Researchers used face-to-face interviews and looked at data from 2001-2013 to conclude that states with medical marijuana legislation are home to more cannabis use, and thusly, more cannabis addicts. 

“If you increase the prevalence of users, you are going to increase the prevalence of people who have adverse consequences,” the study’s lead author Deborah Hasin, a professor of epidemiology at Columbia University’s Mailman School of Public Health said.

For cannabis advocates though, the study isn’t as convincing as Hasin and her colleagues might hope.

“This researcher seems to be intent on showing some increase in marijuana use disorders, and yet every other researcher has come up with the exact opposite conclusion,” Mason Tvert of the pro-legalization Marijuana Policy Project, told USA Today. “This research is contradicted by years of data and every other study that’s been done on this subject.”

With so much new information about cannabis flooding our news feeds, it’s hard to know who to believe and what to trust, but as with any research, it’s always a good idea to see where the funding comes from. In this instance, Hasin’s study was backed by the National Institute on Drug Abuse and the National Institute on Alcohol Abuse and Alcoholism, groups funded by our prohibition-happy federal government.

Because people in America, and particularly states with some form of cannabis legalization, may have more relaxed views about cannabis than they did during the days of total prohibition, it’s possible that the study shows a higher level of comfort admitting to use, instead of the assumed increase in use. 

Hasin, on the other hand, stands behind her conclusion, and told reporters that the study should prompt legislators to reconsider their opinions on cannabis legalization, with an eye towards potential detrimental effects.

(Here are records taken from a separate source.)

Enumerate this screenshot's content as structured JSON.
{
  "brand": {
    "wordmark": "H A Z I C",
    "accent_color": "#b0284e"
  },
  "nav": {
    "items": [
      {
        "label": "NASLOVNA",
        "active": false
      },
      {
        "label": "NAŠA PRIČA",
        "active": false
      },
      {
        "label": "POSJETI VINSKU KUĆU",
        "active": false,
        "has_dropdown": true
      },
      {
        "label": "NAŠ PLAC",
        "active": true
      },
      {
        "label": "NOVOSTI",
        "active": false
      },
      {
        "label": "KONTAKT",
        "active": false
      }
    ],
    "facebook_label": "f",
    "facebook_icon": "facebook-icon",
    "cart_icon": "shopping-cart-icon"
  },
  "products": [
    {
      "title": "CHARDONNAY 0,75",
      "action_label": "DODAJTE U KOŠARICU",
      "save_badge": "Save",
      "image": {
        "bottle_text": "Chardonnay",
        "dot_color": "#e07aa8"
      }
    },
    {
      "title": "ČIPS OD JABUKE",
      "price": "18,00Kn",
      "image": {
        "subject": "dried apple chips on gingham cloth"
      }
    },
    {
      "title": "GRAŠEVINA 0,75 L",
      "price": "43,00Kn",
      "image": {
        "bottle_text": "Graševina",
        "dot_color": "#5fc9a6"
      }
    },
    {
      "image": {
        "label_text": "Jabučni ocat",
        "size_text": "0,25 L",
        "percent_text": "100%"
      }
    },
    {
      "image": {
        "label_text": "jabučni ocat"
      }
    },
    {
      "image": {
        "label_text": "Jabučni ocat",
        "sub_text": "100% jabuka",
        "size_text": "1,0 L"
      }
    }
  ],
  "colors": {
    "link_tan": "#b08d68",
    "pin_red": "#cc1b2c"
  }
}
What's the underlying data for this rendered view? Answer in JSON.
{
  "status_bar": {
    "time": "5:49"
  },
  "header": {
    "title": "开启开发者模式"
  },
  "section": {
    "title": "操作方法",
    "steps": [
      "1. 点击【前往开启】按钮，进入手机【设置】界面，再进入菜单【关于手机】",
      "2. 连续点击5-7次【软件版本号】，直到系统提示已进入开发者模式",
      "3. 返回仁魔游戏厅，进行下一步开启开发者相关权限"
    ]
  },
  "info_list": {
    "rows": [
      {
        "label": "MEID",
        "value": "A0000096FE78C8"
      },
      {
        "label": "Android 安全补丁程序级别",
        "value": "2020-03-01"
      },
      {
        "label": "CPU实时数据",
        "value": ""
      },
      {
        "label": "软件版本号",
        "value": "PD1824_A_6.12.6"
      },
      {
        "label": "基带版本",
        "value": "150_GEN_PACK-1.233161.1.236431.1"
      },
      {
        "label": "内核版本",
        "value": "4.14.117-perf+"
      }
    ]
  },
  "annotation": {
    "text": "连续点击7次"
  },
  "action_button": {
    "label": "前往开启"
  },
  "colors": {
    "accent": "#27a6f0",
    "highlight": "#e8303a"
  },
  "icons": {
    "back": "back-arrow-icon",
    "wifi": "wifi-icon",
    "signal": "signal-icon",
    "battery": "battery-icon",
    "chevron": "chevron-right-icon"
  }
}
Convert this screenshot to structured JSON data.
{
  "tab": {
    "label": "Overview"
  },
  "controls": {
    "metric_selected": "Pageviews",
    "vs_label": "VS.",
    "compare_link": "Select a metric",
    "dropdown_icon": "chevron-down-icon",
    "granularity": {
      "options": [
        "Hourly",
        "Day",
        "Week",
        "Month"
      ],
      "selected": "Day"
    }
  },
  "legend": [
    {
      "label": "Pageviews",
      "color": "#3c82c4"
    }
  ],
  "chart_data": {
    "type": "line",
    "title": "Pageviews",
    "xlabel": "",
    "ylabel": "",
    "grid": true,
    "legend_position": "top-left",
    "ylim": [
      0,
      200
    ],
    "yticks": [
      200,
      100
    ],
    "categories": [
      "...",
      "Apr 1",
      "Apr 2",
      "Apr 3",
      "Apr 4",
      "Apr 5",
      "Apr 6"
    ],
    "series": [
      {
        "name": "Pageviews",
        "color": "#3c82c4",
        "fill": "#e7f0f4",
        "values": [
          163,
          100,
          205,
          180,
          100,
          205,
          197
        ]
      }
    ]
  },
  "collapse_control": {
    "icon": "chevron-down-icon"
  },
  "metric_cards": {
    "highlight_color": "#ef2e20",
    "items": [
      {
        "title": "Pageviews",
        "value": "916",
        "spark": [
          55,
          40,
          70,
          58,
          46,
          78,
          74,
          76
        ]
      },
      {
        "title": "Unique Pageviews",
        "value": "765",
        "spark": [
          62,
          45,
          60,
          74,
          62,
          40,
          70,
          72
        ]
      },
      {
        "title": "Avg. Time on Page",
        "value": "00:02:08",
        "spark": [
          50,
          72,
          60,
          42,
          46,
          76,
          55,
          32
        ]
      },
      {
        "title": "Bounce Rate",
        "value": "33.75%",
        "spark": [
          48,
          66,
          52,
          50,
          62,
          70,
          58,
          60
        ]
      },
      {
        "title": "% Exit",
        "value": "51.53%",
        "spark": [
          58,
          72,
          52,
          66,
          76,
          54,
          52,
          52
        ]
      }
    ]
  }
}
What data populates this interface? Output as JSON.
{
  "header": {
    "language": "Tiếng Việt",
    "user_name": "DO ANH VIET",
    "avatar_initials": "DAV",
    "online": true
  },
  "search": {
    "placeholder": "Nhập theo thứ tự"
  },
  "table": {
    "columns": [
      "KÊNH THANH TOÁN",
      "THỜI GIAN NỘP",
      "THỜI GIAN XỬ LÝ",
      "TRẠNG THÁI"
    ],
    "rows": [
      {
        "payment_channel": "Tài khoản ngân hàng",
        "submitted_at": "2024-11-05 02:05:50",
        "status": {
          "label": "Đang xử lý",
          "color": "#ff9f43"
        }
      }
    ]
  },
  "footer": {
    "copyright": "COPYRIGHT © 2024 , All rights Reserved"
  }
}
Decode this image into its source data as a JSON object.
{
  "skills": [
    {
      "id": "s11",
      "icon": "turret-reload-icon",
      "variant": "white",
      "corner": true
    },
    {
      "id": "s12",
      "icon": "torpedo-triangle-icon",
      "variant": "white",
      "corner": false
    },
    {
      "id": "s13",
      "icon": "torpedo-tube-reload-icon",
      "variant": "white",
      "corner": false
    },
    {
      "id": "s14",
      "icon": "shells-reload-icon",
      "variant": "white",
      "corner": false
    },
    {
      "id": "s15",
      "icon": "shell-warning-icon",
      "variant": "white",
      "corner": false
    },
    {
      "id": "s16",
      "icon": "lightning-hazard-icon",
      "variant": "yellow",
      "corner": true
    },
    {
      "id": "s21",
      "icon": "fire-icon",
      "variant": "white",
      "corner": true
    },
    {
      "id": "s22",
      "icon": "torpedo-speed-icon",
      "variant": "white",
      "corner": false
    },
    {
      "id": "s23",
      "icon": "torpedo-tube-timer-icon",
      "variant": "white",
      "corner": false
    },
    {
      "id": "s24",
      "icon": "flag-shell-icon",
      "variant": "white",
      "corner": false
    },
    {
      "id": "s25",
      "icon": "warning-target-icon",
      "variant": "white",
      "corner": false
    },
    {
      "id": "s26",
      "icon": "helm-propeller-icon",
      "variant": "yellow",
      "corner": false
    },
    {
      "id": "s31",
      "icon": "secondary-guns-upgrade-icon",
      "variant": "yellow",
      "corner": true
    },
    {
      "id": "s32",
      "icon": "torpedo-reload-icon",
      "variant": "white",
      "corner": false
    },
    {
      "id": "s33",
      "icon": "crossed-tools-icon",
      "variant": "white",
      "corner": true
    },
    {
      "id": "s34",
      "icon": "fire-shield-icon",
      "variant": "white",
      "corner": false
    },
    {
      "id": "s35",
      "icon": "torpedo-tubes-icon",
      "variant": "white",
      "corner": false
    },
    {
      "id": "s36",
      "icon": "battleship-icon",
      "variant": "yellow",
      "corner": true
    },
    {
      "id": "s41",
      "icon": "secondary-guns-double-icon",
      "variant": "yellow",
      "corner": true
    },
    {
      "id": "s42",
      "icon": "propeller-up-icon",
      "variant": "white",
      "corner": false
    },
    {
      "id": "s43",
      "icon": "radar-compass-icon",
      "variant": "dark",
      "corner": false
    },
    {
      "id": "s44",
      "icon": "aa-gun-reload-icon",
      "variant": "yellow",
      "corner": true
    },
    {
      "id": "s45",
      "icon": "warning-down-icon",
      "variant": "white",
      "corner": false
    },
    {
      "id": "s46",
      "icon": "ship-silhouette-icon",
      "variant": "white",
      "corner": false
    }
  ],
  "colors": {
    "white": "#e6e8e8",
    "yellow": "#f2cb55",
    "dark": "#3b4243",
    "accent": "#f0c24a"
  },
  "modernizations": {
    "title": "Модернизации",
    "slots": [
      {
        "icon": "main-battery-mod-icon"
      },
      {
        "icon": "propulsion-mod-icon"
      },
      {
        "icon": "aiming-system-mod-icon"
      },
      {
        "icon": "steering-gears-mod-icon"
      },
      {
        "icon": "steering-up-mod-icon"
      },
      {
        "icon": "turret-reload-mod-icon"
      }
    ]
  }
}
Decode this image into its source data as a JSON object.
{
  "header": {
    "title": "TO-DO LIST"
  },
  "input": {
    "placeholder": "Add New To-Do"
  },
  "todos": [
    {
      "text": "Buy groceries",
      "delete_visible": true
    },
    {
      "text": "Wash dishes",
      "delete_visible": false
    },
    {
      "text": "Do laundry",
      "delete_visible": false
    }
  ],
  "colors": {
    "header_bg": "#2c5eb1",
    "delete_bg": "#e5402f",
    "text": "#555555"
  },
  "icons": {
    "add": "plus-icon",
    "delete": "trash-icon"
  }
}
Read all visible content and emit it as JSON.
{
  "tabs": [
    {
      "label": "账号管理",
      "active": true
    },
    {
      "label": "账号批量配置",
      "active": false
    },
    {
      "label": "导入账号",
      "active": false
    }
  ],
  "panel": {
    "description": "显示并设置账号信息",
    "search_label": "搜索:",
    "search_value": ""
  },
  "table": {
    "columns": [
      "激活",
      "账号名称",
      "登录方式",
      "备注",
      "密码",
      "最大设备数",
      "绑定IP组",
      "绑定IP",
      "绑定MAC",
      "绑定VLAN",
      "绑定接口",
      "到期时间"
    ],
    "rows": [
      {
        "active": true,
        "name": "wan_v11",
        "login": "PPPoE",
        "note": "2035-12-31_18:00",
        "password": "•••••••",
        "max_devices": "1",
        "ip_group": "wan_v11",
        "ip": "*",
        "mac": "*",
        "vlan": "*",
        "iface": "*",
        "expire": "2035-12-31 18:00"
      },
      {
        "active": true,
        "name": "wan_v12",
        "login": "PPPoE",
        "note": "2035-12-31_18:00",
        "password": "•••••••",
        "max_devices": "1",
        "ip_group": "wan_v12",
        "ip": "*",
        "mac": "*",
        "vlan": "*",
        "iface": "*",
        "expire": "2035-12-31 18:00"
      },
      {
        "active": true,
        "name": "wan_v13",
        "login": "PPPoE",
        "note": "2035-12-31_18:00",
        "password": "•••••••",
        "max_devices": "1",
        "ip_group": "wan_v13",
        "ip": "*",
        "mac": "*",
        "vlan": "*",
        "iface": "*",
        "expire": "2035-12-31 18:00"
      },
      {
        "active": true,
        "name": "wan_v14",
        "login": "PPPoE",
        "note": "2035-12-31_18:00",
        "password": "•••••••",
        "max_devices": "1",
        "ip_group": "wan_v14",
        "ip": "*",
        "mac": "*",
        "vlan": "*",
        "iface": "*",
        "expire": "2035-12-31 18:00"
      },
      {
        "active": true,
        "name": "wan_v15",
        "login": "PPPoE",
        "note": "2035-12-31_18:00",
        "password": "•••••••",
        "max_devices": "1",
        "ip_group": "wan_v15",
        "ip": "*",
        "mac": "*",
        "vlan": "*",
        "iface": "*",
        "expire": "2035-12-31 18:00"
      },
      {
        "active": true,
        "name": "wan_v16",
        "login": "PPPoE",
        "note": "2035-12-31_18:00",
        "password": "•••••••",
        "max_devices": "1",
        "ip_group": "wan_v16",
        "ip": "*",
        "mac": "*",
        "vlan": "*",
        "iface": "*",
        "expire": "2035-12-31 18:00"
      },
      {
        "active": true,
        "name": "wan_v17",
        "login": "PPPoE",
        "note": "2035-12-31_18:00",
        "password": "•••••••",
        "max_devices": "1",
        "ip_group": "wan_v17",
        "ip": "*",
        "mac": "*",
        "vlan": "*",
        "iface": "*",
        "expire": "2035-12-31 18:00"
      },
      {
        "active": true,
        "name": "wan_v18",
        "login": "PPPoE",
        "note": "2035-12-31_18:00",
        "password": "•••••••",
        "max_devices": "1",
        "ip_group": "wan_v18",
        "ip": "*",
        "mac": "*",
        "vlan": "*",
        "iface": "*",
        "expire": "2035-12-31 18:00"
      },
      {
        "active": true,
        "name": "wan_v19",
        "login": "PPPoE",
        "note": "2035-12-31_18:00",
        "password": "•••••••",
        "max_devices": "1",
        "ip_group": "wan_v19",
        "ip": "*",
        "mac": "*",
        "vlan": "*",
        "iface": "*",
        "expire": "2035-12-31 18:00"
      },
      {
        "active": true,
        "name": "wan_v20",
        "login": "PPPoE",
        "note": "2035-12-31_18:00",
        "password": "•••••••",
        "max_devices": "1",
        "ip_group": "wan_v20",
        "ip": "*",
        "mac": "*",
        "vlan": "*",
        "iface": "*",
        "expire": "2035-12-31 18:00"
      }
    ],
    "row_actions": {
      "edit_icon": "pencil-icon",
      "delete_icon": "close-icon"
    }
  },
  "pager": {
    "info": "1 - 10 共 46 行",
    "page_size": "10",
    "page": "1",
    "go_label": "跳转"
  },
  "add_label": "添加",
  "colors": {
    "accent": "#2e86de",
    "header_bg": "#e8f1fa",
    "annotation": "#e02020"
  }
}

As the research and study of cannabis becomes more open and prevalent, it’s important to look deeper than the surface level to determine the true motives, and accuracy, of those trying to influence popular opinion.